**Supplied records**
-- Opening Marker --

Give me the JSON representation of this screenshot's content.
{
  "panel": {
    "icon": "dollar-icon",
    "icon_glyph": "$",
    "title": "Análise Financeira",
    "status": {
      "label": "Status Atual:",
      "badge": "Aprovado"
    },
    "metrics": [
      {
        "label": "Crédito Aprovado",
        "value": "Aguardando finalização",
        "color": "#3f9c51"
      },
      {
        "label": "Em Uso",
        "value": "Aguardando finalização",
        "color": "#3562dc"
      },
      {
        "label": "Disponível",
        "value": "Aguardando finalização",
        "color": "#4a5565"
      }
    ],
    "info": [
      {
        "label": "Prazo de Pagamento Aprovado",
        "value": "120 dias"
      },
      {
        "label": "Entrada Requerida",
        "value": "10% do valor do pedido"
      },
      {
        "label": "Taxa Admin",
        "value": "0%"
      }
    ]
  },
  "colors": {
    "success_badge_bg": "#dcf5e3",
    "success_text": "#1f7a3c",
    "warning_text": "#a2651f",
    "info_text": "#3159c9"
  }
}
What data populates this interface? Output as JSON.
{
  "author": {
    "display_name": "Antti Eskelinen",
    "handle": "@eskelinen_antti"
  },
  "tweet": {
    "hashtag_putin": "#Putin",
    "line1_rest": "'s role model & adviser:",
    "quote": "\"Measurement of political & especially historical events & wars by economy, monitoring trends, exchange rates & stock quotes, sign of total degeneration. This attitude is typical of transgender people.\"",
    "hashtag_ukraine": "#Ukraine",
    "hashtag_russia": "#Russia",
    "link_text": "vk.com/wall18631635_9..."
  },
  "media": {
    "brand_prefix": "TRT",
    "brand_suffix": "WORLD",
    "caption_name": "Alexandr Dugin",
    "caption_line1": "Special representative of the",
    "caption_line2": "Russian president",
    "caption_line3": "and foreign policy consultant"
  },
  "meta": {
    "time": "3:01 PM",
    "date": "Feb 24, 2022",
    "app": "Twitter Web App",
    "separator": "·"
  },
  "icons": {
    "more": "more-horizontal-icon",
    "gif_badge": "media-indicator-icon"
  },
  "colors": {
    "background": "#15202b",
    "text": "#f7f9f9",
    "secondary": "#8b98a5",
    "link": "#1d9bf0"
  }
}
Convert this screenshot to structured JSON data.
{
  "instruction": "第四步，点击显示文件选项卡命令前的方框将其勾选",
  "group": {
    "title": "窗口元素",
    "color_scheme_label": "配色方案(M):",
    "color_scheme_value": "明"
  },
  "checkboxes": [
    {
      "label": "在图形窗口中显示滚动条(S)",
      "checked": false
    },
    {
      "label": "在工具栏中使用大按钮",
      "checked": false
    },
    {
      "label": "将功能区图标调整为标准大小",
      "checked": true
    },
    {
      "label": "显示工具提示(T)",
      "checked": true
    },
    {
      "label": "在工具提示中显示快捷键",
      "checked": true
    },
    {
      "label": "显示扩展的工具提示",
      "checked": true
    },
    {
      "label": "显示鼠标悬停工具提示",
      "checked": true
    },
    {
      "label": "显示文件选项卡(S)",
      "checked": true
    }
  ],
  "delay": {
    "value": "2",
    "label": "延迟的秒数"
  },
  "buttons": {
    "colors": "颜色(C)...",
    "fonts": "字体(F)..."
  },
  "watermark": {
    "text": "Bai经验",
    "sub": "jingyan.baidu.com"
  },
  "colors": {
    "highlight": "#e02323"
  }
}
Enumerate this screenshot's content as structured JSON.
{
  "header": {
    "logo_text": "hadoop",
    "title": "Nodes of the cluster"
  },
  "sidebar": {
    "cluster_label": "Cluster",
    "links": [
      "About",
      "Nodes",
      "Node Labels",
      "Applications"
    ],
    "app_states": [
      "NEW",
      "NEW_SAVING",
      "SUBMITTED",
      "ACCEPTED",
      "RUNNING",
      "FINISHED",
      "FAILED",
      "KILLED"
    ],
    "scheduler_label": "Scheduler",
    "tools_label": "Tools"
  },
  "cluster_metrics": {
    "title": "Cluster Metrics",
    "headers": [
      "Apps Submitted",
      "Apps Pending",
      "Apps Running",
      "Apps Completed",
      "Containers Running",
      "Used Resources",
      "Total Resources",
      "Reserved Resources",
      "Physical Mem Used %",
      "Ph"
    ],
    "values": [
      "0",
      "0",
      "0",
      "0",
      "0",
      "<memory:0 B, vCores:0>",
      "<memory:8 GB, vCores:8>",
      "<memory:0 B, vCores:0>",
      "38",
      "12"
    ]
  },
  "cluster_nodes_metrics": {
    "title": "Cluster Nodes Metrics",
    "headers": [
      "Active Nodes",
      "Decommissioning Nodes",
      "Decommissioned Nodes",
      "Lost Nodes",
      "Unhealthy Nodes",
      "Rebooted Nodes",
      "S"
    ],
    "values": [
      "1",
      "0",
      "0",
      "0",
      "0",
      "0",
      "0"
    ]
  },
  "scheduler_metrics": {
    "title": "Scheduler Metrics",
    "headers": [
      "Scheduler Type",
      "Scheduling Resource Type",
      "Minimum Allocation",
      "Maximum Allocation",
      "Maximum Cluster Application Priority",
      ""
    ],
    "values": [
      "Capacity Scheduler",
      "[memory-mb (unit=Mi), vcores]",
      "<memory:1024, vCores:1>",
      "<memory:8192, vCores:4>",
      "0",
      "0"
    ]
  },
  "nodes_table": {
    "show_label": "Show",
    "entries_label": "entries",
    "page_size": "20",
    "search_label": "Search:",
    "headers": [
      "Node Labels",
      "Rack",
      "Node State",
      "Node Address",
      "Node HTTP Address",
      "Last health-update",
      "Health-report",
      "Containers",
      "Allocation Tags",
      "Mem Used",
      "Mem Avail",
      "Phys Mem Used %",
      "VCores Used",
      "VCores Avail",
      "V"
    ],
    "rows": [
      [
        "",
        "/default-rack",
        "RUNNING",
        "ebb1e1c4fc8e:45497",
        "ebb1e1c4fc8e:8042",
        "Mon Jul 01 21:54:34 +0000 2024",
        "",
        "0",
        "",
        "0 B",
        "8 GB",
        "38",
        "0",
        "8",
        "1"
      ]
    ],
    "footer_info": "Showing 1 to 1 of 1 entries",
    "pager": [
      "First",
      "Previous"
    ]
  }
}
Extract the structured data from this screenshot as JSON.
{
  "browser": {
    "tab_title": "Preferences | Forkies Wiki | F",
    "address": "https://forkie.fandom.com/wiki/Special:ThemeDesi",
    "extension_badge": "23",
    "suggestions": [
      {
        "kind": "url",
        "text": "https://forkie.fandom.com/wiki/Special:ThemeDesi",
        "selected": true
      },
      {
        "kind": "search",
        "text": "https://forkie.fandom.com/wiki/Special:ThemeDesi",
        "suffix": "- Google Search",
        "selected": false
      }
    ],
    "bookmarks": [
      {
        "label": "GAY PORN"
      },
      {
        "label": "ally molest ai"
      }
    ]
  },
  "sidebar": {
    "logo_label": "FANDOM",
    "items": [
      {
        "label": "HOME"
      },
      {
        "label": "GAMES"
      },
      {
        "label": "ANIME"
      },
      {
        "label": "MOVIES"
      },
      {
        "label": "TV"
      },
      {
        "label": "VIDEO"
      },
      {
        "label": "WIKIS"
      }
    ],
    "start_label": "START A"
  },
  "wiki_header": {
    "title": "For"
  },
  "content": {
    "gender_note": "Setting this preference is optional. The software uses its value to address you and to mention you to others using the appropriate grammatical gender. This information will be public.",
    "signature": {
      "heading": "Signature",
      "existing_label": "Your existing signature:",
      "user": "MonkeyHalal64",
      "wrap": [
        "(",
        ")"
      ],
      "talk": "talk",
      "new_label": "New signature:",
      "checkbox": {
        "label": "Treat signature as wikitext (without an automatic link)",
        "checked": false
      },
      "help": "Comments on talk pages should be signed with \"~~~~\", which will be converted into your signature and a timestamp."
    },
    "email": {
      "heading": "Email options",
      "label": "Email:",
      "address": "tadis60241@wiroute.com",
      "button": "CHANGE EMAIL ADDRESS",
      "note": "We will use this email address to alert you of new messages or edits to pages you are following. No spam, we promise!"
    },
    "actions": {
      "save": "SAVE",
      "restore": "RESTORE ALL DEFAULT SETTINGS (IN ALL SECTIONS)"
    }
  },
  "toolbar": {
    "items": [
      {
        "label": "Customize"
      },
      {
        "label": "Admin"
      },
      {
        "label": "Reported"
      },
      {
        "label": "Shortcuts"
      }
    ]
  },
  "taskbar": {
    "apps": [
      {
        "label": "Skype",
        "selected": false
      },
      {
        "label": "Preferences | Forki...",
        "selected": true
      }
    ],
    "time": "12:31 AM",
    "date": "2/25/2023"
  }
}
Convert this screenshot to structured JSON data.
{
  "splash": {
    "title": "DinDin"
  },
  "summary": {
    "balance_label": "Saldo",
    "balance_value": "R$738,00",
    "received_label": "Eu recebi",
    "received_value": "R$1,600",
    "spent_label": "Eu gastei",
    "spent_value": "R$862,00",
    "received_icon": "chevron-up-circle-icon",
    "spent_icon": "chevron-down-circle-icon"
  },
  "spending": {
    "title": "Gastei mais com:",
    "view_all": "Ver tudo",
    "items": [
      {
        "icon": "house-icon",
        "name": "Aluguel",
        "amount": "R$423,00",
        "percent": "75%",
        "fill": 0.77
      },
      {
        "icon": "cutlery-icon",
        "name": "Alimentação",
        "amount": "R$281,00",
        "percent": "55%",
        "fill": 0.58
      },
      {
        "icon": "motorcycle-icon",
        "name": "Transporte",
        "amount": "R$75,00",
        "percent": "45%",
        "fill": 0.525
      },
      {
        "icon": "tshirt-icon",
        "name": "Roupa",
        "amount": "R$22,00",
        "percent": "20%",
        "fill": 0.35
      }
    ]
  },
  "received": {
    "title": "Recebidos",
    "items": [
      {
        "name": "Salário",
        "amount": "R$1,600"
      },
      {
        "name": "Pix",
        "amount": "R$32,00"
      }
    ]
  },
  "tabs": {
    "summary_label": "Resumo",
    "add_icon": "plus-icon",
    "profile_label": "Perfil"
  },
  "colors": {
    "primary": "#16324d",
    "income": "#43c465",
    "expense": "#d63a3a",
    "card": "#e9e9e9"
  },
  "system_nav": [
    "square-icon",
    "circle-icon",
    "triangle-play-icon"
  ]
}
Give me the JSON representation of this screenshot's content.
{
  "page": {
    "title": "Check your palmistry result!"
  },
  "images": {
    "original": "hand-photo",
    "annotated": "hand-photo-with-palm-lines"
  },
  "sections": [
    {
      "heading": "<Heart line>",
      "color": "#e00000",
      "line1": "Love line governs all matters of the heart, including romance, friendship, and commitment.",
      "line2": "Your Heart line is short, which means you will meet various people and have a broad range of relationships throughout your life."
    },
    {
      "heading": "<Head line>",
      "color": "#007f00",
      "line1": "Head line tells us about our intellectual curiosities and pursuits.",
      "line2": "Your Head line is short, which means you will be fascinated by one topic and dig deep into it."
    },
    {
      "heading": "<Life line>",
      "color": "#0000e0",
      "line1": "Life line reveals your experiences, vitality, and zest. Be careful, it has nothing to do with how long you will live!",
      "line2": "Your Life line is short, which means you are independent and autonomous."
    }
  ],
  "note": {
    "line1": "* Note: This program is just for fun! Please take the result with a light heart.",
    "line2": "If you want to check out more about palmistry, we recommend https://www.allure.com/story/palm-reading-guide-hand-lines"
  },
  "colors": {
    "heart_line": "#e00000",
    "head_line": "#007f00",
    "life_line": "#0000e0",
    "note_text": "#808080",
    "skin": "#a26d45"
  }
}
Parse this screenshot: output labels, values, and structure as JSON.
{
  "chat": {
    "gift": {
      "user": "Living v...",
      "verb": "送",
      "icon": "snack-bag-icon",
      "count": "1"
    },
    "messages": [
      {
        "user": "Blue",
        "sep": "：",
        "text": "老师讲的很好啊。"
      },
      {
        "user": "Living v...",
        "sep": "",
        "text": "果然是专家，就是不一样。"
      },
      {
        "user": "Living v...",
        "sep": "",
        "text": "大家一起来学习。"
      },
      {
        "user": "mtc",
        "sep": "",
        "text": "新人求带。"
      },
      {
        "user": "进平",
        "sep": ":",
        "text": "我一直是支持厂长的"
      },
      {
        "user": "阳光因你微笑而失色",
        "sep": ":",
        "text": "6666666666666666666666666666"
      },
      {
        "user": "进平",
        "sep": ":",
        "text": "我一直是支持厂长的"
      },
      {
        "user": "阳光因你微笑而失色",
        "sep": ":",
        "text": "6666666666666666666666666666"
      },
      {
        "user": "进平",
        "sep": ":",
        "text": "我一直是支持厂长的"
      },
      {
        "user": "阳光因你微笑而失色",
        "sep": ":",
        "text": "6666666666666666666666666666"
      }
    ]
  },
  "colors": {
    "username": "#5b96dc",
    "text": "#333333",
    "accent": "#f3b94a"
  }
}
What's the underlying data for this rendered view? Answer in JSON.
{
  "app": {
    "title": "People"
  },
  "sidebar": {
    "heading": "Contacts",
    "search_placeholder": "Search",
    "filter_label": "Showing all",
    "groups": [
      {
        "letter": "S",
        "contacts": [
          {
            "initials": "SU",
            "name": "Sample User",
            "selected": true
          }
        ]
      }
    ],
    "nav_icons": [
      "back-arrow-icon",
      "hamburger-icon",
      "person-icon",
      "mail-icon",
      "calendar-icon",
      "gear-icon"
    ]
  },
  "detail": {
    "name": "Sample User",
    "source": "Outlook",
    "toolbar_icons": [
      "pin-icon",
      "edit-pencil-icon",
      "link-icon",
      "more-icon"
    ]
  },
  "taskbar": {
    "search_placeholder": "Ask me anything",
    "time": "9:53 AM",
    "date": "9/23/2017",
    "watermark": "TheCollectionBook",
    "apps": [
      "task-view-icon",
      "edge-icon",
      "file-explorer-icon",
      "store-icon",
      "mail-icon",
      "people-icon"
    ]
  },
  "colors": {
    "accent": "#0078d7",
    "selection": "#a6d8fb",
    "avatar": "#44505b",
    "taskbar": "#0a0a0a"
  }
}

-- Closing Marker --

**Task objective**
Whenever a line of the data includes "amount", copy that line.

**Problem solution**
        "amount": "R$423,00",
        "amount": "R$281,00",
        "amount": "R$75,00",
        "amount": "R$22,00",
        "amount": "R$1,600"
        "amount": "R$32,00"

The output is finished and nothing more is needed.